TASK REQUIREMENTS: Look through the data below for the string "Admisión", and copy every line where it turns up.

Records contained in a dataset:
◇ ◇ ◇
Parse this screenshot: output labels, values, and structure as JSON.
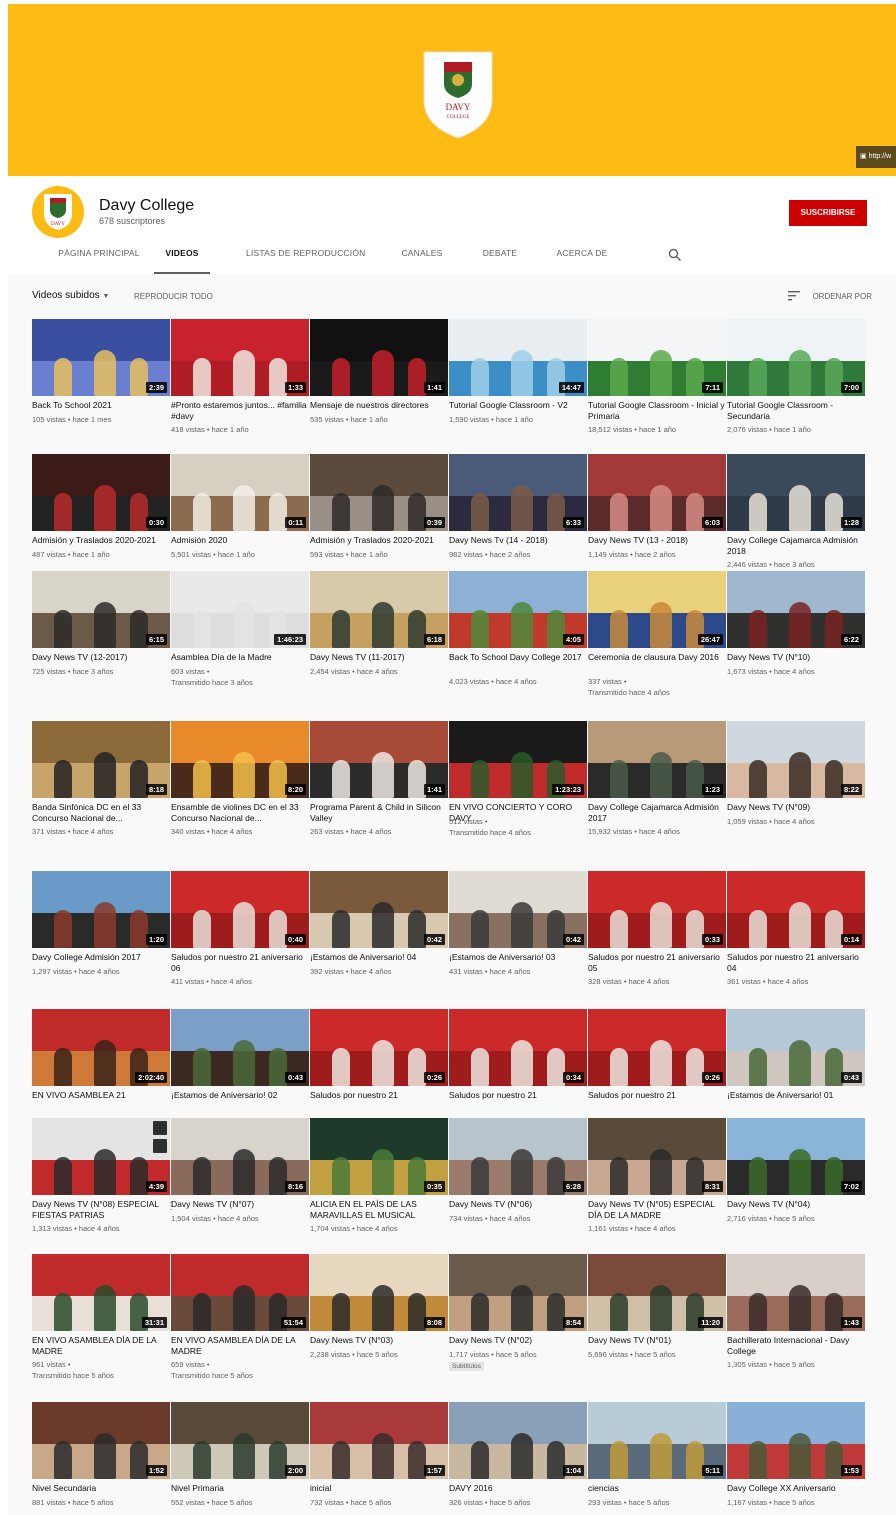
{
  "banner": {
    "link_text": "http://w"
  },
  "channel": {
    "name": "Davy College",
    "subscribers": "678 suscriptores",
    "subscribe_label": "SUSCRIBIRSE",
    "crest_text": "DAVY COLLEGE",
    "crest_initials": "DC",
    "brand_color": "#fdbb13",
    "accent_color": "#cc0000"
  },
  "tabs": [
    {
      "label": "PÁGINA PRINCIPAL"
    },
    {
      "label": "VIDEOS"
    },
    {
      "label": "LISTAS DE REPRODUCCIÓN"
    },
    {
      "label": "CANALES"
    },
    {
      "label": "DEBATE"
    },
    {
      "label": "ACERCA DE"
    }
  ],
  "filters": {
    "uploaded_label": "Videos subidos",
    "play_all_label": "REPRODUCIR TODO",
    "sort_label": "ORDENAR POR"
  },
  "rows": [
    {
      "videos": [
        {
          "title": "Back To School 2021",
          "meta1": "105 vistas • hace 1 mes",
          "meta2": "",
          "duration": "2:39",
          "colors": [
            "#3a4fa0",
            "#e8c060",
            "#6a7fd0"
          ]
        },
        {
          "title": "#Pronto estaremos juntos... #familia #davy",
          "meta1": "418 vistas • hace 1 año",
          "meta2": "",
          "duration": "1:33",
          "colors": [
            "#c8232c",
            "#f2e6e0",
            "#b01c24"
          ]
        },
        {
          "title": "Mensaje de nuestros directores",
          "meta1": "535 vistas • hace 1 año",
          "meta2": "",
          "duration": "1:41",
          "colors": [
            "#111111",
            "#c4202a",
            "#1a1a1a"
          ]
        },
        {
          "title": "Tutorial Google Classroom - V2",
          "meta1": "1,590 vistas • hace 1 año",
          "meta2": "",
          "duration": "14:47",
          "colors": [
            "#e9eef2",
            "#9fd0e8",
            "#3c8fc6"
          ]
        },
        {
          "title": "Tutorial Google Classroom - Inicial y Primaria",
          "meta1": "18,512 vistas • hace 1 año",
          "meta2": "",
          "duration": "7:11",
          "colors": [
            "#f3f5f7",
            "#5aa94e",
            "#2e7d32"
          ]
        },
        {
          "title": "Tutorial Google Classroom - Secundaria",
          "meta1": "2,076 vistas • hace 1 año",
          "meta2": "",
          "duration": "7:00",
          "colors": [
            "#eef3f5",
            "#58a85a",
            "#2f7a3a"
          ]
        }
      ]
    },
    {
      "videos": [
        {
          "title": "Admisión y Traslados 2020-2021",
          "meta1": "487 vistas • hace 1 año",
          "meta2": "",
          "duration": "0:30",
          "colors": [
            "#3b1a18",
            "#b82a2a",
            "#222222"
          ]
        },
        {
          "title": "Admisión 2020",
          "meta1": "5,501 vistas • hace 1 año",
          "meta2": "",
          "duration": "0:11",
          "colors": [
            "#d7cfc2",
            "#f2ede6",
            "#8c6b4e"
          ]
        },
        {
          "title": "Admisión y Traslados 2020-2021",
          "meta1": "593 vistas • hace 1 año",
          "meta2": "",
          "duration": "0:39",
          "colors": [
            "#5c4a3c",
            "#2e2a28",
            "#9a8f86"
          ]
        },
        {
          "title": "Davy News Tv (14 - 2018)",
          "meta1": "982 vistas • hace 2 años",
          "meta2": "",
          "duration": "6:33",
          "colors": [
            "#4a5b7a",
            "#7a5c48",
            "#2c2a40"
          ]
        },
        {
          "title": "Davy News TV (13 - 2018)",
          "meta1": "1,149 vistas • hace 2 años",
          "meta2": "",
          "duration": "6:03",
          "colors": [
            "#a33a3a",
            "#d68c84",
            "#5b2a2a"
          ]
        },
        {
          "title": "Davy College Cajamarca Admisión 2018",
          "meta1": "2,446 vistas • hace 3 años",
          "meta2": "",
          "duration": "1:28",
          "colors": [
            "#3a4a5a",
            "#e8e2d8",
            "#2e3a48"
          ]
        }
      ]
    },
    {
      "videos": [
        {
          "title": "Davy News TV (12-2017)",
          "meta1": "725 vistas • hace 3 años",
          "meta2": "",
          "duration": "6:15",
          "colors": [
            "#d9d4c8",
            "#2c2a28",
            "#6b5a48"
          ]
        },
        {
          "title": "Asamblea Día de la Madre",
          "meta1": "603 vistas •",
          "meta2": "Transmitido hace 3 años",
          "duration": "1:46:23",
          "colors": [
            "#e9e9e9",
            "#e4e4e4",
            "#dddddd"
          ]
        },
        {
          "title": "Davy News TV (11-2017)",
          "meta1": "2,454 vistas • hace 4 años",
          "meta2": "",
          "duration": "6:18",
          "colors": [
            "#d8c9a8",
            "#2e3a30",
            "#c5a060"
          ]
        },
        {
          "title": "Back To School Davy College 2017",
          "meta1": "4,023 vistas • hace 4 años",
          "meta2": "",
          "duration": "4:05",
          "colors": [
            "#8cb1d4",
            "#4e8a3a",
            "#c0392b"
          ]
        },
        {
          "title": "Ceremonia de clausura Davy 2016",
          "meta1": "337 vistas •",
          "meta2": "Transmitido hace 4 años",
          "duration": "26:47",
          "colors": [
            "#e9d07a",
            "#c98a3a",
            "#2c4a8a"
          ]
        },
        {
          "title": "Davy News TV (N°10)",
          "meta1": "1,673 vistas • hace 4 años",
          "meta2": "",
          "duration": "6:22",
          "colors": [
            "#9fb8d0",
            "#7a2222",
            "#30302e"
          ]
        }
      ]
    },
    {
      "videos": [
        {
          "title": "Banda Sinfónica DC en el 33 Concurso Nacional de...",
          "meta1": "371 vistas • hace 4 años",
          "meta2": "",
          "duration": "8:18",
          "colors": [
            "#8c6a3a",
            "#222222",
            "#c6a46a"
          ]
        },
        {
          "title": "Ensamble de violines DC en el 33 Concurso Nacional de...",
          "meta1": "340 vistas • hace 4 años",
          "meta2": "",
          "duration": "8:20",
          "colors": [
            "#e88a2a",
            "#f4c04a",
            "#4a2a1a"
          ]
        },
        {
          "title": "Programa Parent & Child in Silicon Valley",
          "meta1": "263 vistas • hace 4 años",
          "meta2": "",
          "duration": "1:41",
          "colors": [
            "#a84a38",
            "#ede8e2",
            "#2c2c2c"
          ]
        },
        {
          "title": "EN VIVO CONCIERTO Y CORO DAVY",
          "meta1": "512 vistas •",
          "meta2": "Transmitido hace 4 años",
          "duration": "1:23:23",
          "colors": [
            "#1a1a1a",
            "#2a5a2a",
            "#c02a2a"
          ]
        },
        {
          "title": "Davy College Cajamarca Admisión 2017",
          "meta1": "15,932 vistas • hace 4 años",
          "meta2": "",
          "duration": "1:23",
          "colors": [
            "#b89a78",
            "#4a5a4a",
            "#2a2a2a"
          ]
        },
        {
          "title": "Davy News TV (N°09)",
          "meta1": "1,059 vistas • hace 4 años",
          "meta2": "",
          "duration": "8:22",
          "colors": [
            "#cfd8de",
            "#3a2a22",
            "#d8b8a0"
          ]
        }
      ]
    },
    {
      "videos": [
        {
          "title": "Davy College Admisión 2017",
          "meta1": "1,297 vistas • hace 4 años",
          "meta2": "",
          "duration": "1:20",
          "colors": [
            "#6a9ac8",
            "#8a3a2a",
            "#2a2a2a"
          ]
        },
        {
          "title": "Saludos por nuestro 21 aniversario 06",
          "meta1": "411 vistas • hace 4 años",
          "meta2": "",
          "duration": "0:40",
          "colors": [
            "#cc2a2a",
            "#e8e0d8",
            "#a01c1c"
          ]
        },
        {
          "title": "¡Estamos de Aniversario! 04",
          "meta1": "392 vistas • hace 4 años",
          "meta2": "",
          "duration": "0:42",
          "colors": [
            "#7a5a3a",
            "#2a2a2a",
            "#d8c8b0"
          ]
        },
        {
          "title": "¡Estamos de Aniversario! 03",
          "meta1": "431 vistas • hace 4 años",
          "meta2": "",
          "duration": "0:42",
          "colors": [
            "#e0dcd4",
            "#3a3a3a",
            "#8a7060"
          ]
        },
        {
          "title": "Saludos por nuestro 21 aniversario 05",
          "meta1": "328 vistas • hace 4 años",
          "meta2": "",
          "duration": "0:33",
          "colors": [
            "#cc2a2a",
            "#e8e0d8",
            "#a01c1c"
          ]
        },
        {
          "title": "Saludos por nuestro 21 aniversario 04",
          "meta1": "361 vistas • hace 4 años",
          "meta2": "",
          "duration": "0:14",
          "colors": [
            "#cc2a2a",
            "#e8e0d8",
            "#a01c1c"
          ]
        }
      ]
    },
    {
      "videos": [
        {
          "title": "EN VIVO ASAMBLEA 21",
          "meta1": "",
          "meta2": "",
          "duration": "2:02:40",
          "colors": [
            "#c02a2a",
            "#3a2218",
            "#d07a3a"
          ]
        },
        {
          "title": "¡Estamos de Aniversario! 02",
          "meta1": "",
          "meta2": "",
          "duration": "0:43",
          "colors": [
            "#7aa0c8",
            "#4a6a3a",
            "#3a2a22"
          ]
        },
        {
          "title": "Saludos por nuestro 21",
          "meta1": "",
          "meta2": "",
          "duration": "0:26",
          "colors": [
            "#cc2a2a",
            "#ece6e0",
            "#a01c1c"
          ]
        },
        {
          "title": "Saludos por nuestro 21",
          "meta1": "",
          "meta2": "",
          "duration": "0:34",
          "colors": [
            "#cc2a2a",
            "#ece6e0",
            "#a01c1c"
          ]
        },
        {
          "title": "Saludos por nuestro 21",
          "meta1": "",
          "meta2": "",
          "duration": "0:26",
          "colors": [
            "#cc2a2a",
            "#ece6e0",
            "#a01c1c"
          ]
        },
        {
          "title": "¡Estamos de Aniversario! 01",
          "meta1": "",
          "meta2": "",
          "duration": "0:43",
          "colors": [
            "#b4c8d8",
            "#4a6a3a",
            "#d0c8c0"
          ]
        }
      ]
    },
    {
      "videos": [
        {
          "title": "Davy News TV (N°08) ESPECIAL FIESTAS PATRIAS",
          "meta1": "1,313 vistas • hace 4 años",
          "meta2": "",
          "duration": "4:39",
          "colors": [
            "#e4e4e4",
            "#2a2a2a",
            "#c02a2a"
          ]
        },
        {
          "title": "Davy News TV (N°07)",
          "meta1": "1,504 vistas • hace 4 años",
          "meta2": "",
          "duration": "8:16",
          "colors": [
            "#d8d4cc",
            "#2a2a2a",
            "#8a6a5a"
          ]
        },
        {
          "title": "ALICIA EN EL PAÍS DE LAS MARAVILLAS EL MUSICAL",
          "meta1": "1,704 vistas • hace 4 años",
          "meta2": "",
          "duration": "0:35",
          "colors": [
            "#1e3a2a",
            "#4a7a3a",
            "#c0a040"
          ]
        },
        {
          "title": "Davy News TV (N°06)",
          "meta1": "734 vistas • hace 4 años",
          "meta2": "",
          "duration": "6:28",
          "colors": [
            "#b8c4cc",
            "#3a3a3a",
            "#9a7a6a"
          ]
        },
        {
          "title": "Davy News TV (N°05) ESPECIAL DÍA DE LA MADRE",
          "meta1": "1,161 vistas • hace 4 años",
          "meta2": "",
          "duration": "8:31",
          "colors": [
            "#5a4a3a",
            "#2a2a2a",
            "#c8a890"
          ]
        },
        {
          "title": "Davy News TV (N°04)",
          "meta1": "2,716 vistas • hace 5 años",
          "meta2": "",
          "duration": "7:02",
          "colors": [
            "#8ab4d8",
            "#3a6a2a",
            "#2a2a2a"
          ]
        }
      ]
    },
    {
      "videos": [
        {
          "title": "EN VIVO ASAMBLEA DÍA DE LA MADRE",
          "meta1": "961 vistas •",
          "meta2": "Transmitido hace 5 años",
          "duration": "31:31",
          "colors": [
            "#c02a2a",
            "#2a4a2a",
            "#e8e0d8"
          ]
        },
        {
          "title": "EN VIVO ASAMBLEA DÍA DE LA MADRE",
          "meta1": "659 vistas •",
          "meta2": "Transmitido hace 5 años",
          "duration": "51:54",
          "colors": [
            "#c02a2a",
            "#2a2a2a",
            "#6a4a3a"
          ]
        },
        {
          "title": "Davy News TV (N°03)",
          "meta1": "2,238 vistas • hace 5 años",
          "meta2": "",
          "duration": "8:08",
          "colors": [
            "#e8d8c0",
            "#2a2a2a",
            "#c08a3a"
          ]
        },
        {
          "title": "Davy News TV (N°02)",
          "meta1": "1,717 vistas • hace 5 años",
          "meta2": "",
          "badge": "Subtítulos",
          "duration": "8:54",
          "colors": [
            "#6a5a4a",
            "#2a2a2a",
            "#c0a080"
          ]
        },
        {
          "title": "Davy News TV (N°01)",
          "meta1": "5,696 vistas • hace 5 años",
          "meta2": "",
          "duration": "11:20",
          "colors": [
            "#7a4a3a",
            "#2a3a2a",
            "#d0c0a8"
          ]
        },
        {
          "title": "Bachillerato Internacional - Davy College",
          "meta1": "1,305 vistas • hace 5 años",
          "meta2": "",
          "duration": "1:43",
          "colors": [
            "#d8d0c8",
            "#3a2a2a",
            "#9a6a5a"
          ]
        }
      ]
    },
    {
      "videos": [
        {
          "title": "Nivel Secundaria",
          "meta1": "881 vistas • hace 5 años",
          "meta2": "",
          "duration": "1:52",
          "colors": [
            "#6a3a2a",
            "#2a2a2a",
            "#c8a888"
          ]
        },
        {
          "title": "Nivel Primaria",
          "meta1": "552 vistas • hace 5 años",
          "meta2": "",
          "duration": "2:00",
          "colors": [
            "#5a4a3a",
            "#2a3a2a",
            "#d0c8b8"
          ]
        },
        {
          "title": "inicial",
          "meta1": "732 vistas • hace 5 años",
          "meta2": "",
          "duration": "1:57",
          "colors": [
            "#a83a3a",
            "#3a2a2a",
            "#d8c0a8"
          ]
        },
        {
          "title": "DAVY 2016",
          "meta1": "326 vistas • hace 5 años",
          "meta2": "",
          "duration": "1:04",
          "colors": [
            "#8aa0b8",
            "#2a2a2a",
            "#c8b8a0"
          ]
        },
        {
          "title": "ciencias",
          "meta1": "293 vistas • hace 5 años",
          "meta2": "",
          "duration": "5:11",
          "colors": [
            "#b8ccd8",
            "#c09a3a",
            "#5a6a7a"
          ]
        },
        {
          "title": "Davy College XX Aniversario",
          "meta1": "1,167 vistas • hace 5 años",
          "meta2": "",
          "duration": "1:53",
          "colors": [
            "#8ab0d8",
            "#4a5a3a",
            "#c03a3a"
          ]
        }
      ]
    }
  ]
}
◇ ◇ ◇
ANSWER TO THIS PROBLEM:
          "title": "Admisión y Traslados 2020-2021",
          "title": "Admisión 2020",
          "title": "Admisión y Traslados 2020-2021",
          "title": "Davy College Cajamarca Admisión 2018",
          "title": "Davy College Cajamarca Admisión 2017",
          "title": "Davy College Admisión 2017",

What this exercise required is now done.